Azure Kubernetes Service (AKS) with Different Storage Options — Part 2

5 min readNov 18, 2021


In part 1, all Azure-native storage options have been introduced. So, in part 2, we would look into options other than the ones Azure provides.

Network File System (NFS) Server

If you do not have much knowledge around NFS, please refer to the wikipedia. NFS now has 4 versions. Basically, NFS is designed for users/computers to access files over network just like access files on local storage.

This article covers pretty much all the details for setting up a NFS server in the same virtual network as AKS. If anything needs to be mentioned, that would be the setup NFS export file path, make sure to put down the one you added into “/etc/exports” inside the Linux server. Another thing is that there is no way for dynamically provisioning a space from NFS server for AKS.

The server private IP could be checked from Azure portal.

The rest of the operations are really similar to Azure Files — Static. Ensure PV is connecting to the server and export file path without issues; ensure PVC could be provisioned successfully from PV; ensure the Pod using the PVC is up and running.

Container Storage Interface (CSI) Drivers

CSI is the interface to expose file systems to containerized workload in container orchestration like Kubernetes. It acts as the interface for developers to come up with new plug-ins without the worry of touching core codes. To understand more how you could contribute to the community, please check their GitHub site. The section provides the production drivers developed and maintained by each enterprise.

Azure Disk

AKS clusters that are running on versions over 1.21 would by default only be using CSI drivers; for those running on version under 1.21, please refer to this site for enabling it on a new AKS cluster. If you are not creating a new AKS cluster but instead installing CSI drivers on an existing one, please follow the steps here.

The screen capture of all installed resources up and running.

Ensure AKS user managed identity is being added into the “MC_” resource group as contributor. The name of the user managed identity should follow the naming convention of “<AKS cluster name>-agentpool”. You could choose to use the following AZ CLI command to figure out the identity client ID/object ID

# get the AKS user-managed identity client ID and object ID
az aks show -g <resource group name> -n <AKS cluster name> | grep kubeletidentity -A 5 -B 5

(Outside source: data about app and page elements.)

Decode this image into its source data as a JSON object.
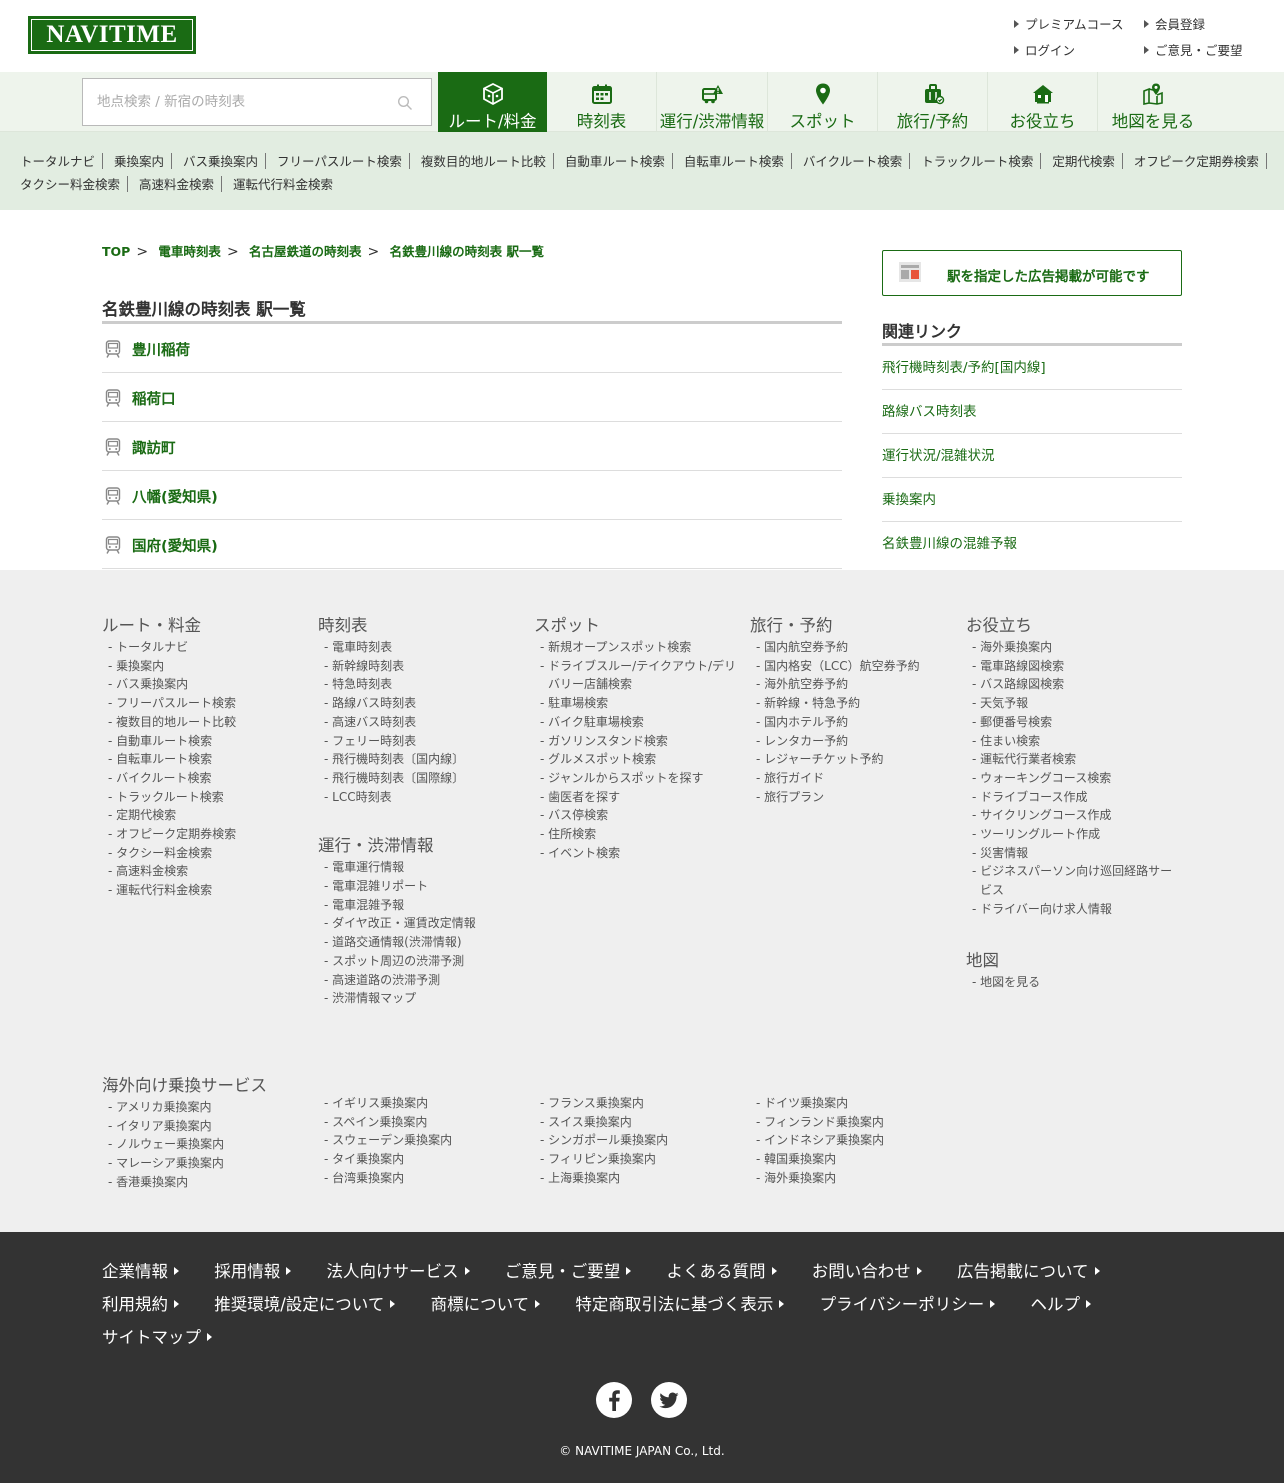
{
  "header": {
    "logo": "NAVITIME",
    "links": [
      "プレミアムコース",
      "会員登録",
      "ログイン",
      "ご意見・ご要望"
    ]
  },
  "search": {
    "placeholder": "地点検索 / 新宿の時刻表"
  },
  "nav": {
    "tabs": [
      {
        "label": "ルート/料金",
        "icon": "route-box-icon",
        "active": true
      },
      {
        "label": "時刻表",
        "icon": "calendar-icon"
      },
      {
        "label": "運行/渋滞情報",
        "icon": "traffic-info-icon"
      },
      {
        "label": "スポット",
        "icon": "map-pin-icon"
      },
      {
        "label": "旅行/予約",
        "icon": "suitcase-icon"
      },
      {
        "label": "お役立ち",
        "icon": "house-icon"
      },
      {
        "label": "地図を見る",
        "icon": "map-icon"
      }
    ]
  },
  "subnav": {
    "row1": [
      "トータルナビ",
      "乗換案内",
      "バス乗換案内",
      "フリーパスルート検索",
      "複数目的地ルート比較",
      "自動車ルート検索",
      "自転車ルート検索",
      "バイクルート検索",
      "トラックルート検索",
      "定期代検索",
      "オフピーク定期券検索"
    ],
    "row2": [
      "タクシー料金検索",
      "高速料金検索",
      "運転代行料金検索"
    ]
  },
  "breadcrumb": [
    "TOP",
    "電車時刻表",
    "名古屋鉄道の時刻表",
    "名鉄豊川線の時刻表 駅一覧"
  ],
  "breadcrumb_sep": ">",
  "main": {
    "title": "名鉄豊川線の時刻表 駅一覧",
    "stations": [
      "豊川稲荷",
      "稲荷口",
      "諏訪町",
      "八幡(愛知県)",
      "国府(愛知県)"
    ]
  },
  "sidebar": {
    "ad_text": "駅を指定した広告掲載が可能です",
    "related_title": "関連リンク",
    "related": [
      "飛行機時刻表/予約[国内線]",
      "路線バス時刻表",
      "運行状況/混雑状況",
      "乗換案内",
      "名鉄豊川線の混雑予報"
    ]
  },
  "sitemap": {
    "route": {
      "title": "ルート・料金",
      "items": [
        "トータルナビ",
        "乗換案内",
        "バス乗換案内",
        "フリーパスルート検索",
        "複数目的地ルート比較",
        "自動車ルート検索",
        "自転車ルート検索",
        "バイクルート検索",
        "トラックルート検索",
        "定期代検索",
        "オフピーク定期券検索",
        "タクシー料金検索",
        "高速料金検索",
        "運転代行料金検索"
      ]
    },
    "timetable": {
      "title": "時刻表",
      "items": [
        "電車時刻表",
        "新幹線時刻表",
        "特急時刻表",
        "路線バス時刻表",
        "高速バス時刻表",
        "フェリー時刻表",
        "飛行機時刻表〔国内線〕",
        "飛行機時刻表〔国際線〕",
        "LCC時刻表"
      ]
    },
    "traffic": {
      "title": "運行・渋滞情報",
      "items": [
        "電車運行情報",
        "電車混雑リポート",
        "電車混雑予報",
        "ダイヤ改正・運賃改定情報",
        "道路交通情報(渋滞情報)",
        "スポット周辺の渋滞予測",
        "高速道路の渋滞予測",
        "渋滞情報マップ"
      ]
    },
    "spot": {
      "title": "スポット",
      "items": [
        "新規オープンスポット検索",
        "ドライブスルー/テイクアウト/デリバリー店舗検索",
        "駐車場検索",
        "バイク駐車場検索",
        "ガソリンスタンド検索",
        "グルメスポット検索",
        "ジャンルからスポットを探す",
        "歯医者を探す",
        "バス停検索",
        "住所検索",
        "イベント検索"
      ]
    },
    "travel": {
      "title": "旅行・予約",
      "items": [
        "国内航空券予約",
        "国内格安（LCC）航空券予約",
        "海外航空券予約",
        "新幹線・特急予約",
        "国内ホテル予約",
        "レンタカー予約",
        "レジャーチケット予約",
        "旅行ガイド",
        "旅行プラン"
      ]
    },
    "useful": {
      "title": "お役立ち",
      "items": [
        "海外乗換案内",
        "電車路線図検索",
        "バス路線図検索",
        "天気予報",
        "郵便番号検索",
        "住まい検索",
        "運転代行業者検索",
        "ウォーキングコース検索",
        "ドライブコース作成",
        "サイクリングコース作成",
        "ツーリングルート作成",
        "災害情報",
        "ビジネスパーソン向け巡回経路サービス",
        "ドライバー向け求人情報"
      ]
    },
    "map": {
      "title": "地図",
      "items": [
        "地図を見る"
      ]
    },
    "overseas": {
      "title": "海外向け乗換サービス",
      "col1": [
        "アメリカ乗換案内",
        "イタリア乗換案内",
        "ノルウェー乗換案内",
        "マレーシア乗換案内",
        "香港乗換案内"
      ],
      "col2": [
        "イギリス乗換案内",
        "スペイン乗換案内",
        "スウェーデン乗換案内",
        "タイ乗換案内",
        "台湾乗換案内"
      ],
      "col3": [
        "フランス乗換案内",
        "スイス乗換案内",
        "シンガポール乗換案内",
        "フィリピン乗換案内",
        "上海乗換案内"
      ],
      "col4": [
        "ドイツ乗換案内",
        "フィンランド乗換案内",
        "インドネシア乗換案内",
        "韓国乗換案内",
        "海外乗換案内"
      ]
    }
  },
  "footer": {
    "row1": [
      "企業情報",
      "採用情報",
      "法人向けサービス",
      "ご意見・ご要望",
      "よくある質問",
      "お問い合わせ",
      "広告掲載について"
    ],
    "row2": [
      "利用規約",
      "推奨環境/設定について",
      "商標について",
      "特定商取引法に基づく表示",
      "プライバシーポリシー",
      "ヘルプ"
    ],
    "row3": [
      "サイトマップ"
    ],
    "copyright": "© NAVITIME JAPAN Co., Ltd."
  },
  "colors": {
    "brand": "#1a6b14",
    "nav_bg": "#eef4ec",
    "subnav_bg": "#e2ede1",
    "sitemap_bg": "#efefef",
    "footer_bg": "#333333"
  }
}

Alternatively, you could just head into “MC_” resource group and look for user managed identity. The information is being mentioned here.

Another important step is to make sure a CSI storage class is being created within the AKS environment. The command is already provided here on the very end of the article. A storage class of “managed-csi” would be added into your AKS environment if performed. For creating other customized storage class, please refer to this section.

After that, everything follows the normal process of dynamically provisioning Azure Disks, which is provisioning a PVC and a Pod using that PVC.

Azure File


First things first, we would need install Azure File CSI drivers on the AKS cluster. If you are creating a new cluster with Kubernetes version lower than 1.21 and also installing the CSI drivers, please refer to this section; if installing CSI drivers on an existing cluster, please refer to this site.

Confirm the installed resources are up and running.

Just like using regular Azure Files as AKS storage, if the PVC needs to be provisioned dynamically, a storage class needs to be in place. Details are provided here and here.

A PVC and a Pod using that PVC need to be provisioned. For details, please follow this section.

Private & Static

Users would need to provision a storage class (SC), a PVC and a Pod using the PVC in order to use CSI drivers to dynamically mount private file shares in AKS environment. Detailed included in this section.


For the most part, users could follow the official documentation to leverage CSI drivers to provision Azure Files with protocol NFS. However, the user managed identity (naming convention with “<AKS cluster name>-agentpool” located in “MC_” resource group would need to have sufficient permissions to alter AKS associated virtual network. In my testing environment, the virtual network is located in another resource group so the access control needs to be revised.

Confirm all created resource are up and running without issues.

That would be the general coverage for all supported storage options for AKS at of the moment writing this blog! One thing for sure is that CSI would become more and more mainstream as it is friendly for developing plug-ins and that allows a lot of enterprise users to customize it to their own fit! Happy learning!




Started my career as a consultant, moved to support engineer, service engineer and now a product manager. Trying to be a better PM systematically every day.

Recommended from Medium


See more recommendations